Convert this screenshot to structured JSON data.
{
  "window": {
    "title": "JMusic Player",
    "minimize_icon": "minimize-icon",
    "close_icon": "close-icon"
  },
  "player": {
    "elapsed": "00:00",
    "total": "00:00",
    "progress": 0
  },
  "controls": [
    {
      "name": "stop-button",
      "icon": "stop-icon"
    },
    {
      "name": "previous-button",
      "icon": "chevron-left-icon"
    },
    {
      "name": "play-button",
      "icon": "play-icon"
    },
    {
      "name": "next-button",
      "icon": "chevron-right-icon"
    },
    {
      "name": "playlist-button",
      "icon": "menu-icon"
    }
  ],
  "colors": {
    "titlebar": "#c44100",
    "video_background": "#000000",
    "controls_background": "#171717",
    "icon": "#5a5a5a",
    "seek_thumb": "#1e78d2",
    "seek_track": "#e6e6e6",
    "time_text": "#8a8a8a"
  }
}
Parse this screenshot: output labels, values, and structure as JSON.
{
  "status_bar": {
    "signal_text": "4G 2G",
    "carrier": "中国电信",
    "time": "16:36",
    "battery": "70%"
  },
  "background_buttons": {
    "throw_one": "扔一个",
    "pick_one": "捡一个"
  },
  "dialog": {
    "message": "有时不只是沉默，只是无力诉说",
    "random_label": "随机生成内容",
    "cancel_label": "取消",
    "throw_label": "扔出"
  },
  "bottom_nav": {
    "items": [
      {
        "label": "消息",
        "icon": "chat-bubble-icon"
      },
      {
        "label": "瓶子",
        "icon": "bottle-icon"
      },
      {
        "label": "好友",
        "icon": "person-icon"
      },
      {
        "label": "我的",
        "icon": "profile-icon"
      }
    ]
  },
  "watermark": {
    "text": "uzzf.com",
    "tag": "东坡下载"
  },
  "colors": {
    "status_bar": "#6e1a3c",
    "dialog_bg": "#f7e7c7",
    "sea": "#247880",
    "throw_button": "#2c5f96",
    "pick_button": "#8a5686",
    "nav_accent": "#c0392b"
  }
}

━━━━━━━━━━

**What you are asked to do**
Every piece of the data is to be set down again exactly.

**Task output**
Convert this screenshot to structured JSON data.
{
  "window": {
    "title": "JMusic Player",
    "minimize_icon": "minimize-icon",
    "close_icon": "close-icon"
  },
  "player": {
    "elapsed": "00:00",
    "total": "00:00",
    "progress": 0
  },
  "controls": [
    {
      "name": "stop-button",
      "icon": "stop-icon"
    },
    {
      "name": "previous-button",
      "icon": "chevron-left-icon"
    },
    {
      "name": "play-button",
      "icon": "play-icon"
    },
    {
      "name": "next-button",
      "icon": "chevron-right-icon"
    },
    {
      "name": "playlist-button",
      "icon": "menu-icon"
    }
  ],
  "colors": {
    "titlebar": "#c44100",
    "video_background": "#000000",
    "controls_background": "#171717",
    "icon": "#5a5a5a",
    "seek_thumb": "#1e78d2",
    "seek_track": "#e6e6e6",
    "time_text": "#8a8a8a"
  }
}
Parse this screenshot: output labels, values, and structure as JSON.
{
  "status_bar": {
    "signal_text": "4G 2G",
    "carrier": "中国电信",
    "time": "16:36",
    "battery": "70%"
  },
  "background_buttons": {
    "throw_one": "扔一个",
    "pick_one": "捡一个"
  },
  "dialog": {
    "message": "有时不只是沉默，只是无力诉说",
    "random_label": "随机生成内容",
    "cancel_label": "取消",
    "throw_label": "扔出"
  },
  "bottom_nav": {
    "items": [
      {
        "label": "消息",
        "icon": "chat-bubble-icon"
      },
      {
        "label": "瓶子",
        "icon": "bottle-icon"
      },
      {
        "label": "好友",
        "icon": "person-icon"
      },
      {
        "label": "我的",
        "icon": "profile-icon"
      }
    ]
  },
  "watermark": {
    "text": "uzzf.com",
    "tag": "东坡下载"
  },
  "colors": {
    "status_bar": "#6e1a3c",
    "dialog_bg": "#f7e7c7",
    "sea": "#247880",
    "throw_button": "#2c5f96",
    "pick_button": "#8a5686",
    "nav_accent": "#c0392b"
  }
}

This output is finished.